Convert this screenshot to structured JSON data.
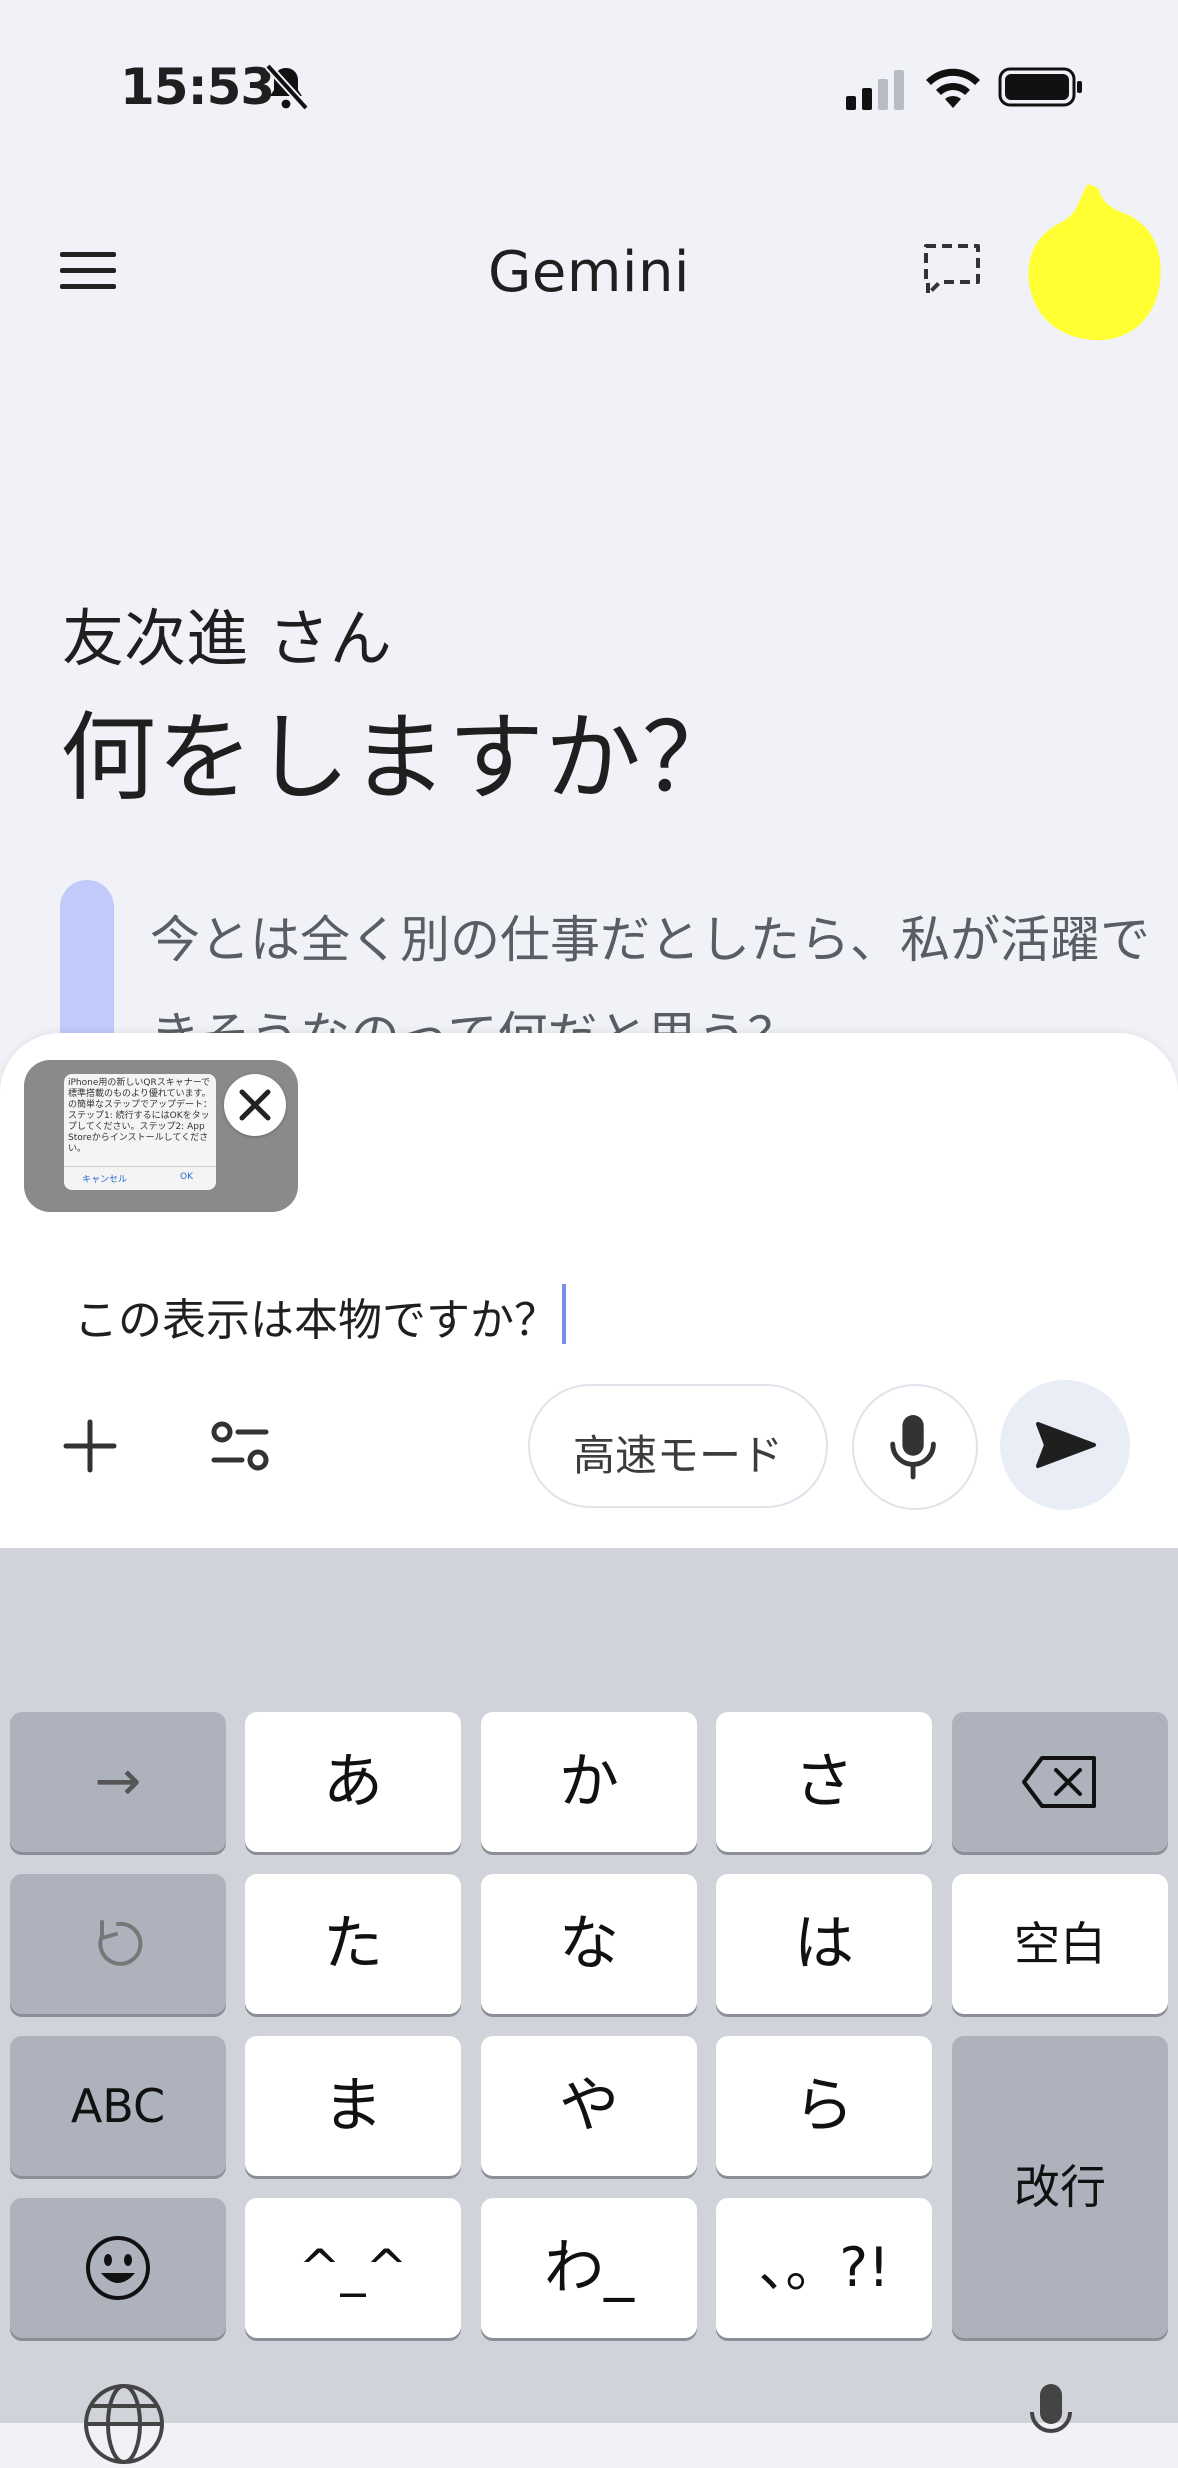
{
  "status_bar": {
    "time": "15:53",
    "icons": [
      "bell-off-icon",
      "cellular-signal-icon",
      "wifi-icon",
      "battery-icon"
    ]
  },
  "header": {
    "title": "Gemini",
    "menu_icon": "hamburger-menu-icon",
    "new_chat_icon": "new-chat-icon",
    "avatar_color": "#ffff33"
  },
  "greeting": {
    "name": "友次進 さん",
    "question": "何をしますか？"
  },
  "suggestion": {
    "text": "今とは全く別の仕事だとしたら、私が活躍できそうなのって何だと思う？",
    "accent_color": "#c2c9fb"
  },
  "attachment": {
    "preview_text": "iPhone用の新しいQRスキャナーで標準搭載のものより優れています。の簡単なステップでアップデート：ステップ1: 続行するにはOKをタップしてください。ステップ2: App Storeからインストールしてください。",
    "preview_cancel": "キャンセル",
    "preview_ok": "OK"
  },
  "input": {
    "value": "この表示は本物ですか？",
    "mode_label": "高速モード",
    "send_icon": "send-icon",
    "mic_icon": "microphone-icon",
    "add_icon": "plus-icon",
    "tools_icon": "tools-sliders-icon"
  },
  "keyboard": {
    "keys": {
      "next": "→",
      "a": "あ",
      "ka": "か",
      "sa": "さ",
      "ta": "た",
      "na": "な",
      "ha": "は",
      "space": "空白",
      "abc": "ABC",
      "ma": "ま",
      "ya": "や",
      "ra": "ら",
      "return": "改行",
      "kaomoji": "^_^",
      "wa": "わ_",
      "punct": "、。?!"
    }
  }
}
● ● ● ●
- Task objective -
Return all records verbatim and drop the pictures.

- Output of the task -
Convert this screenshot to structured JSON data.
{
  "status_bar": {
    "time": "15:53",
    "icons": [
      "bell-off-icon",
      "cellular-signal-icon",
      "wifi-icon",
      "battery-icon"
    ]
  },
  "header": {
    "title": "Gemini",
    "menu_icon": "hamburger-menu-icon",
    "new_chat_icon": "new-chat-icon",
    "avatar_color": "#ffff33"
  },
  "greeting": {
    "name": "友次進 さん",
    "question": "何をしますか？"
  },
  "suggestion": {
    "text": "今とは全く別の仕事だとしたら、私が活躍できそうなのって何だと思う？",
    "accent_color": "#c2c9fb"
  },
  "attachment": {
    "preview_text": "iPhone用の新しいQRスキャナーで標準搭載のものより優れています。の簡単なステップでアップデート：ステップ1: 続行するにはOKをタップしてください。ステップ2: App Storeからインストールしてください。",
    "preview_cancel": "キャンセル",
    "preview_ok": "OK"
  },
  "input": {
    "value": "この表示は本物ですか？",
    "mode_label": "高速モード",
    "send_icon": "send-icon",
    "mic_icon": "microphone-icon",
    "add_icon": "plus-icon",
    "tools_icon": "tools-sliders-icon"
  },
  "keyboard": {
    "keys": {
      "next": "→",
      "a": "あ",
      "ka": "か",
      "sa": "さ",
      "ta": "た",
      "na": "な",
      "ha": "は",
      "space": "空白",
      "abc": "ABC",
      "ma": "ま",
      "ya": "や",
      "ra": "ら",
      "return": "改行",
      "kaomoji": "^_^",
      "wa": "わ_",
      "punct": "、。?!"
    }
  }
}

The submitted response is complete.